(2) Evolution of Gender (and Sexuality) Models
If the intellectual construct of the gender binary is rendered invalid, what replaces it? Ideally, some kind of "gender as a spectrum" model which recognizes that there are more than just two genders out there. This leads us back into the world (at least temporarily) of variations on the Kinsey scale - more likely loosely based on The Harry Benjamin Gender Disorientation Scale (which is modelled somewhat on Kinsey's).
When one views humanity as existing on a series of continua (for different attributes), it becomes a lot easier to accept as normal the presence of the unusual.
(3) Normalization of the Abnormal

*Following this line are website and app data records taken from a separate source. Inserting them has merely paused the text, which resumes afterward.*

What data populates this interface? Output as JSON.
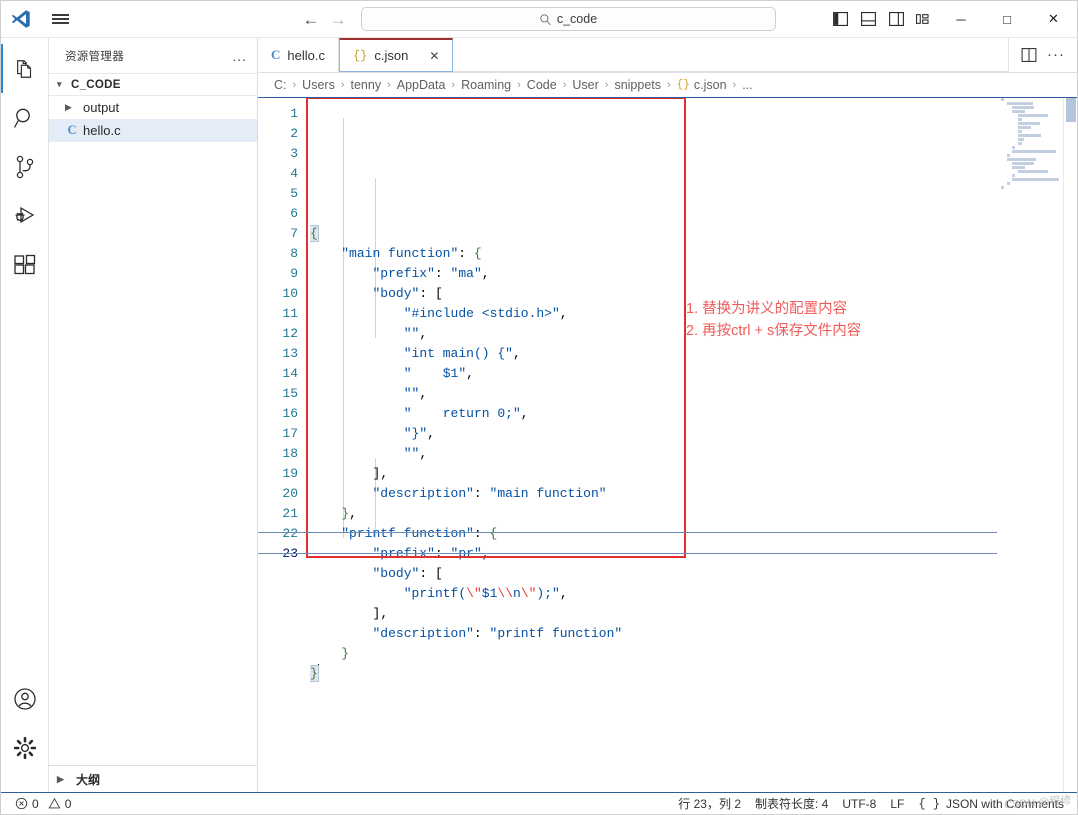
{
  "titlebar": {
    "logo_icon": "vscode-logo-icon",
    "menu_icon": "hamburger-menu-icon",
    "back_icon": "back-arrow-icon",
    "forward_icon": "forward-arrow-icon",
    "search": {
      "icon": "search-icon",
      "value": "c_code",
      "placeholder": "Search"
    },
    "layout_buttons": [
      {
        "name": "toggle-primary-sidebar-button",
        "icon": "panel-left-icon"
      },
      {
        "name": "toggle-panel-button",
        "icon": "panel-bottom-icon"
      },
      {
        "name": "toggle-secondary-sidebar-button",
        "icon": "panel-right-icon"
      },
      {
        "name": "customize-layout-button",
        "icon": "layout-grid-icon"
      }
    ],
    "window_controls": [
      {
        "name": "minimize-button",
        "glyph": "─"
      },
      {
        "name": "maximize-button",
        "glyph": "□"
      },
      {
        "name": "close-button",
        "glyph": "✕"
      }
    ]
  },
  "activitybar": {
    "items": [
      {
        "name": "activity-explorer",
        "icon": "files-icon",
        "active": true
      },
      {
        "name": "activity-search",
        "icon": "search-icon",
        "active": false
      },
      {
        "name": "activity-source-control",
        "icon": "source-control-icon",
        "active": false
      },
      {
        "name": "activity-run-debug",
        "icon": "run-debug-icon",
        "active": false
      },
      {
        "name": "activity-extensions",
        "icon": "extensions-icon",
        "active": false
      }
    ],
    "bottom_items": [
      {
        "name": "activity-accounts",
        "icon": "account-icon"
      },
      {
        "name": "activity-settings",
        "icon": "gear-icon"
      }
    ]
  },
  "sidebar": {
    "title": "资源管理器",
    "more_actions": "...",
    "root": {
      "label": "C_CODE",
      "chevron": "⌄"
    },
    "items": [
      {
        "label": "output",
        "type": "folder",
        "chevron": "›",
        "selected": false
      },
      {
        "label": "hello.c",
        "type": "c-file",
        "badge": "C",
        "selected": true
      }
    ],
    "outline_label": "大纲",
    "outline_chevron": "›"
  },
  "tabs": [
    {
      "label": "hello.c",
      "icon": "c-file-icon",
      "icon_text": "C",
      "active": false,
      "closable": false
    },
    {
      "label": "c.json",
      "icon": "json-file-icon",
      "icon_text": "{}",
      "active": true,
      "closable": true,
      "close_glyph": "✕"
    }
  ],
  "editor_actions": [
    {
      "name": "split-editor-button",
      "icon": "split-editor-icon"
    },
    {
      "name": "editor-more-actions-button",
      "icon": "ellipsis-icon",
      "glyph": "···"
    }
  ],
  "breadcrumbs": {
    "separator": "›",
    "items": [
      "C:",
      "Users",
      "tenny",
      "AppData",
      "Roaming",
      "Code",
      "User",
      "snippets"
    ],
    "file": {
      "icon_text": "{}",
      "label": "c.json"
    },
    "trailing": "..."
  },
  "editor": {
    "language": "JSON with Comments",
    "line_count": 23,
    "cursor_line": 23,
    "lines": [
      {
        "n": 1,
        "text": "{"
      },
      {
        "n": 2,
        "text": "    \"main function\": {"
      },
      {
        "n": 3,
        "text": "        \"prefix\": \"ma\","
      },
      {
        "n": 4,
        "text": "        \"body\": ["
      },
      {
        "n": 5,
        "text": "            \"#include <stdio.h>\","
      },
      {
        "n": 6,
        "text": "            \"\","
      },
      {
        "n": 7,
        "text": "            \"int main() {\","
      },
      {
        "n": 8,
        "text": "            \"    $1\","
      },
      {
        "n": 9,
        "text": "            \"\","
      },
      {
        "n": 10,
        "text": "            \"    return 0;\","
      },
      {
        "n": 11,
        "text": "            \"}\","
      },
      {
        "n": 12,
        "text": "            \"\","
      },
      {
        "n": 13,
        "text": "        ],"
      },
      {
        "n": 14,
        "text": "        \"description\": \"main function\""
      },
      {
        "n": 15,
        "text": "    },"
      },
      {
        "n": 16,
        "text": "    \"printf function\": {"
      },
      {
        "n": 17,
        "text": "        \"prefix\": \"pr\","
      },
      {
        "n": 18,
        "text": "        \"body\": ["
      },
      {
        "n": 19,
        "text": "            \"printf(\\\"$1\\\\n\\\");\","
      },
      {
        "n": 20,
        "text": "        ],"
      },
      {
        "n": 21,
        "text": "        \"description\": \"printf function\""
      },
      {
        "n": 22,
        "text": "    }"
      },
      {
        "n": 23,
        "text": "}"
      }
    ]
  },
  "annotation": {
    "line1": "1. 替换为讲义的配置内容",
    "line2": "2. 再按ctrl + s保存文件内容",
    "color": "#f05b5b",
    "box_color": "#e03030"
  },
  "statusbar": {
    "errors": {
      "icon": "error-circle-icon",
      "count": "0"
    },
    "warnings": {
      "icon": "warning-triangle-icon",
      "count": "0"
    },
    "position": "行 23，列 2",
    "tab_size": "制表符长度: 4",
    "encoding": "UTF-8",
    "eol": "LF",
    "language_icon": "{ }",
    "language": "JSON with Comments",
    "watermark": "CSDN @程修"
  },
  "colors": {
    "accent": "#2488db",
    "json_key": "#0451a5",
    "json_string": "#0451a5",
    "escape": "#e03a3a",
    "brace_green": "#3b7a3b",
    "gutter": "#237893",
    "selection": "#e4ecf7",
    "annotation_red": "#f05b5b"
  }
}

The language of gender and sexuality that we have today tends to work primarily on the notion that there is "normal" and everything outside of that is "abnormal" (and hence, implicitly bad).
Both Intersex and Transsexual individuals suffer the negative consequences of this on a daily basis. Whether it is an over-eagerness to perform surgery on Intersex people to "normalize" their appearance, or the discrimination that anyone who appears gender variant can experience in using public washrooms.
In the long term, a broader understanding of gender than is currently typical will go a long ways towards removing the stigma of being different - regardless of the reason.
(4) Clarification of Gender Debates
Ironically, this would also be to the benefit of gender studies overall. Right now, we have a situation where theorists studying topics such as feminism are obliged to attempt to answer the "but what is gender?" question in order to have logically consistent models. This has produced some truly execrable results (such as Butler) which deny evidence already available. A more generalized view of gender would move those debates back into the world of the study of the social implications of gender - where people like Butler are much more able to form coherent arguments.
(5) Access To Treatment
Whether one is transsexual, or Intersex, accessing appropriate medical treatment is horrendously difficult right now. Most practitioners are ill-equipped to deal with such marginal populations, and the stigma that is associated with either is such that many practitioners are unwilling to even provide referrals to appropriately qualified peers.
Again, a more broadly defined view of gender would go a long ways to making it easier to shed the stigma that is associated with either condition. Normalizing a condition's existence goes a huge distance to making it easier for the professionals to be directly involved.